How do you plan? Obviously, you have to. Obviously, you can’t.
For your organization, and for you as a health care leader, the rapid and, at times, chaotic changes in the payment systems, the purchasers’ strategies, your population base, new technological possibilities, and the competitive landscape mean that you must plan for the future and act vigorously to make that future happen — or you fail. At the same time, those very same factors render traditional planning methods irrelevant, impossible, even deadly.
The movie line that comes to mind is, “Forget it, Jake. It’s Chinatown.” But we can’t just forget it. We must figure this out.
Let’s step through it: the shape of the complexity we are dealing with, how the process must change to deal with it. Then we get to a core issue that often gets overlooked: What kind of mind do we need for this new thinking, and how do we cultivate it?
It’s been two years since I first started my new practice. I have successfully avoided driving my business into the ground because I am a dumb-ass doctor. Don’t get me wrong: I am not a dumb-ass when it comes to being a doctor. I am pretty comfortable on that, but the future will hold many opportunities to change that verdict. No, I am talking about being a dumb-ass running the businessbecause I am a doctor.
We doctors are generally really bad at running businesses, and I am no exception. In my previous practice, I successfully delegated any authority I had as the senior partner so that I didn’t know what was going on in most of the practice.
The culmination of this was when I was greeted by a “Dear Rob” letter from my partners who wanted a divorce from me. It wasn’t a total shock that this happened, but it wasn’t fun. My mistake in this was to back off and try to “just be a doctor while others ran the business.” It’s my business, and I should have known what was happening. I didn’t, and it is now no longer my business.
This new business was built on the premise that I am a dumb-ass doctor when it comes to business. I consciously avoided making things too complicated. I wanted no copays for visits (and hence no need to collect money each visit). I wanted no long-term contracts (and hence no need to refund money if I or the patient was hit by a meteor or attacked by a yeti). The goal was to keep things as easy as possible, and this is a very good business policy.
It is often said that the one and only constant in life is change.
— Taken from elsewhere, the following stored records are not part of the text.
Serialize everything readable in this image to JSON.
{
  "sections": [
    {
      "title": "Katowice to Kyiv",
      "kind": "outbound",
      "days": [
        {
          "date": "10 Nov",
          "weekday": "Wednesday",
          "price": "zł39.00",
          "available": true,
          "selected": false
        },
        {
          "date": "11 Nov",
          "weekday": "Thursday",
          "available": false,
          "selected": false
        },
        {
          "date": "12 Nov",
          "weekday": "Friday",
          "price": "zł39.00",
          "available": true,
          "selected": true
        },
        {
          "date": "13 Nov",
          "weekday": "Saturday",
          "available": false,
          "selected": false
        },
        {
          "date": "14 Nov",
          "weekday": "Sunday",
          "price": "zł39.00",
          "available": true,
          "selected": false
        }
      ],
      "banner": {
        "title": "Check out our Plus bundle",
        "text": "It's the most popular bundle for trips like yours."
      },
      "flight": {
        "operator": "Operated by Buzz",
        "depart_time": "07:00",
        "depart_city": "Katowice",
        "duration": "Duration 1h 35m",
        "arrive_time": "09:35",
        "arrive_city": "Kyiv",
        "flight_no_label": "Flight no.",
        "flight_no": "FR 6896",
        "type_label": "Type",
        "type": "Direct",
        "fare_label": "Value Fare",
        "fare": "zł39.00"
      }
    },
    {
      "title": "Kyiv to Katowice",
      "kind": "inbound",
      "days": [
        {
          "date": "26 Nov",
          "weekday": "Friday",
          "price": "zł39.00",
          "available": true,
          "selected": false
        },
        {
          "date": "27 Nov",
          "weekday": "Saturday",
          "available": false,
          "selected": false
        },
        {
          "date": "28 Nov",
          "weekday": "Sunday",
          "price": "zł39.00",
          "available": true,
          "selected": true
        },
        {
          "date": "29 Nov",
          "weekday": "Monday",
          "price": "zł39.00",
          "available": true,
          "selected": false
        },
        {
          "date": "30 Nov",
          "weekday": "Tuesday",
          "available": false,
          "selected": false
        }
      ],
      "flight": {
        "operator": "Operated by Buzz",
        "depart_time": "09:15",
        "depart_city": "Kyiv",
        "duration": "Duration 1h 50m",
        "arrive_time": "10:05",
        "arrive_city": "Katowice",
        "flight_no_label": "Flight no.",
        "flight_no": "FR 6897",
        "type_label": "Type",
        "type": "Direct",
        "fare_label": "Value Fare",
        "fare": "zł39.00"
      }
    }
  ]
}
This is certainly the case in business where every change in the external market or new initiative or idea brings some type of change to the organization. As leaders, our success or failure can hinge upon how well we are able to facilitate change and how well we help our members of our team adapt to and appreciate change.
As president of a large, national health care organization, like many other business leaders, I am involved in important decisions related not only to performance today, but also preparing the organization for what will be required in the future. This means I spend a lot of time thinking about change. What can we expect with change? How will people react to change? How can I help my team work through the change? How will change affect the way we operate or service our members? What will it cost us?
The reality is most people don’t like change because it can be stressful, especially when change happens unexpectedly. Change can be scary, and understandably so. It represents the unknown, taking us out of our comfort zones. Any time an organization embarks on a new initiative there is the risk of failure, which could have significant financial consequences. Yet, if we don’t change, failure is certain. As society evolves, we must too. Organizations that not only understand the importance of change, but embrace change, are the ones that will ultimately be most successful.
Disruptive leadership. That’s a thing now? I’m told that this is a kind of leadership—I thought it was a market dynamic.
What does it take to be a “disruptive” leader?
Does it mean talk like a pirate when explaining how the company will be cutting benefits?
Does it mean dress like Ali G and try to imitate him but only muster a WASP accent?
I suppose it does…but that’s the easy part.
Job #1 in leading a true market disruptive: FIND AND FERTILIZE THE HIDDEN RAGE AT THE STATUS QUO THAT LIES WITHIN ALL OF US. Find it in yourself and feed it and then find it in others and attract them to work with you.
I’m constantly looking for change in my personal life. For example, I just bought a Tesla. My other car is a 1983 Land Rover. Why? Because in 1983 you didn’t need to sell cars with a seatbelt dinger and airbags in the front seat andD because Tesla is the first ATTACKER disruptive car maker to make it past the fetal stage in my entire life. I must feed them. I HATE the established car industry! I have been trapped inside a small number of culturally (and occasionally financially) bankrupt brands that have lost any interest in fighting the over-regulated morass that constraints.